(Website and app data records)
::::::
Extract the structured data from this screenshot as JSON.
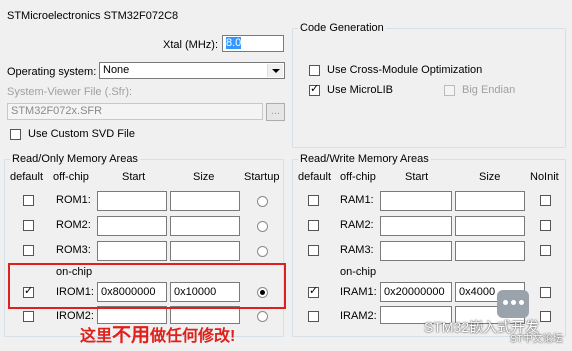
{
  "device": {
    "title": "STMicroelectronics STM32F072C8"
  },
  "xtal": {
    "label": "Xtal (MHz):",
    "value": "8.0"
  },
  "os": {
    "label": "Operating system:",
    "value": "None"
  },
  "sfr": {
    "label": "System-Viewer File (.Sfr):",
    "value": "STM32F072x.SFR",
    "browse": "..."
  },
  "custom_svd": {
    "label": "Use Custom SVD File",
    "checked": false
  },
  "codegen": {
    "title": "Code Generation",
    "cross_module": {
      "label": "Use Cross-Module Optimization",
      "checked": false
    },
    "microlib": {
      "label": "Use MicroLIB",
      "checked": true
    },
    "big_endian": {
      "label": "Big Endian",
      "checked": false,
      "disabled": true
    }
  },
  "rom_area": {
    "title": "Read/Only Memory Areas",
    "headers": {
      "default": "default",
      "offchip": "off-chip",
      "start": "Start",
      "size": "Size",
      "startup": "Startup"
    },
    "onchip_label": "on-chip",
    "rows": [
      {
        "name": "ROM1:",
        "default": false,
        "start": "",
        "size": "",
        "startup": false
      },
      {
        "name": "ROM2:",
        "default": false,
        "start": "",
        "size": "",
        "startup": false
      },
      {
        "name": "ROM3:",
        "default": false,
        "start": "",
        "size": "",
        "startup": false
      },
      {
        "name": "IROM1:",
        "default": true,
        "start": "0x8000000",
        "size": "0x10000",
        "startup": true
      },
      {
        "name": "IROM2:",
        "default": false,
        "start": "",
        "size": "",
        "startup": false
      }
    ]
  },
  "ram_area": {
    "title": "Read/Write Memory Areas",
    "headers": {
      "default": "default",
      "offchip": "off-chip",
      "start": "Start",
      "size": "Size",
      "noinit": "NoInit"
    },
    "onchip_label": "on-chip",
    "rows": [
      {
        "name": "RAM1:",
        "default": false,
        "start": "",
        "size": "",
        "noinit": false
      },
      {
        "name": "RAM2:",
        "default": false,
        "start": "",
        "size": "",
        "noinit": false
      },
      {
        "name": "RAM3:",
        "default": false,
        "start": "",
        "size": "",
        "noinit": false
      },
      {
        "name": "IRAM1:",
        "default": true,
        "start": "0x20000000",
        "size": "0x4000",
        "noinit": false
      },
      {
        "name": "IRAM2:",
        "default": false,
        "start": "",
        "size": "",
        "noinit": false
      }
    ]
  },
  "annotation": {
    "pre": "这里",
    "emph": "不用",
    "post": "做任何修改!"
  },
  "watermark": {
    "text": "STM32嵌入式开发",
    "sub": "ST中文论坛"
  },
  "colors": {
    "highlight": "#e0201a",
    "selection": "#3399ff",
    "group_border": "#d5dfe5"
  }
}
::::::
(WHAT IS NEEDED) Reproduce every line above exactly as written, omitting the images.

(EXERCISE RESULT)
Extract the structured data from this screenshot as JSON.
{
  "device": {
    "title": "STMicroelectronics STM32F072C8"
  },
  "xtal": {
    "label": "Xtal (MHz):",
    "value": "8.0"
  },
  "os": {
    "label": "Operating system:",
    "value": "None"
  },
  "sfr": {
    "label": "System-Viewer File (.Sfr):",
    "value": "STM32F072x.SFR",
    "browse": "..."
  },
  "custom_svd": {
    "label": "Use Custom SVD File",
    "checked": false
  },
  "codegen": {
    "title": "Code Generation",
    "cross_module": {
      "label": "Use Cross-Module Optimization",
      "checked": false
    },
    "microlib": {
      "label": "Use MicroLIB",
      "checked": true
    },
    "big_endian": {
      "label": "Big Endian",
      "checked": false,
      "disabled": true
    }
  },
  "rom_area": {
    "title": "Read/Only Memory Areas",
    "headers": {
      "default": "default",
      "offchip": "off-chip",
      "start": "Start",
      "size": "Size",
      "startup": "Startup"
    },
    "onchip_label": "on-chip",
    "rows": [
      {
        "name": "ROM1:",
        "default": false,
        "start": "",
        "size": "",
        "startup": false
      },
      {
        "name": "ROM2:",
        "default": false,
        "start": "",
        "size": "",
        "startup": false
      },
      {
        "name": "ROM3:",
        "default": false,
        "start": "",
        "size": "",
        "startup": false
      },
      {
        "name": "IROM1:",
        "default": true,
        "start": "0x8000000",
        "size": "0x10000",
        "startup": true
      },
      {
        "name": "IROM2:",
        "default": false,
        "start": "",
        "size": "",
        "startup": false
      }
    ]
  },
  "ram_area": {
    "title": "Read/Write Memory Areas",
    "headers": {
      "default": "default",
      "offchip": "off-chip",
      "start": "Start",
      "size": "Size",
      "noinit": "NoInit"
    },
    "onchip_label": "on-chip",
    "rows": [
      {
        "name": "RAM1:",
        "default": false,
        "start": "",
        "size": "",
        "noinit": false
      },
      {
        "name": "RAM2:",
        "default": false,
        "start": "",
        "size": "",
        "noinit": false
      },
      {
        "name": "RAM3:",
        "default": false,
        "start": "",
        "size": "",
        "noinit": false
      },
      {
        "name": "IRAM1:",
        "default": true,
        "start": "0x20000000",
        "size": "0x4000",
        "noinit": false
      },
      {
        "name": "IRAM2:",
        "default": false,
        "start": "",
        "size": "",
        "noinit": false
      }
    ]
  },
  "annotation": {
    "pre": "这里",
    "emph": "不用",
    "post": "做任何修改!"
  },
  "watermark": {
    "text": "STM32嵌入式开发",
    "sub": "ST中文论坛"
  },
  "colors": {
    "highlight": "#e0201a",
    "selection": "#3399ff",
    "group_border": "#d5dfe5"
  }
}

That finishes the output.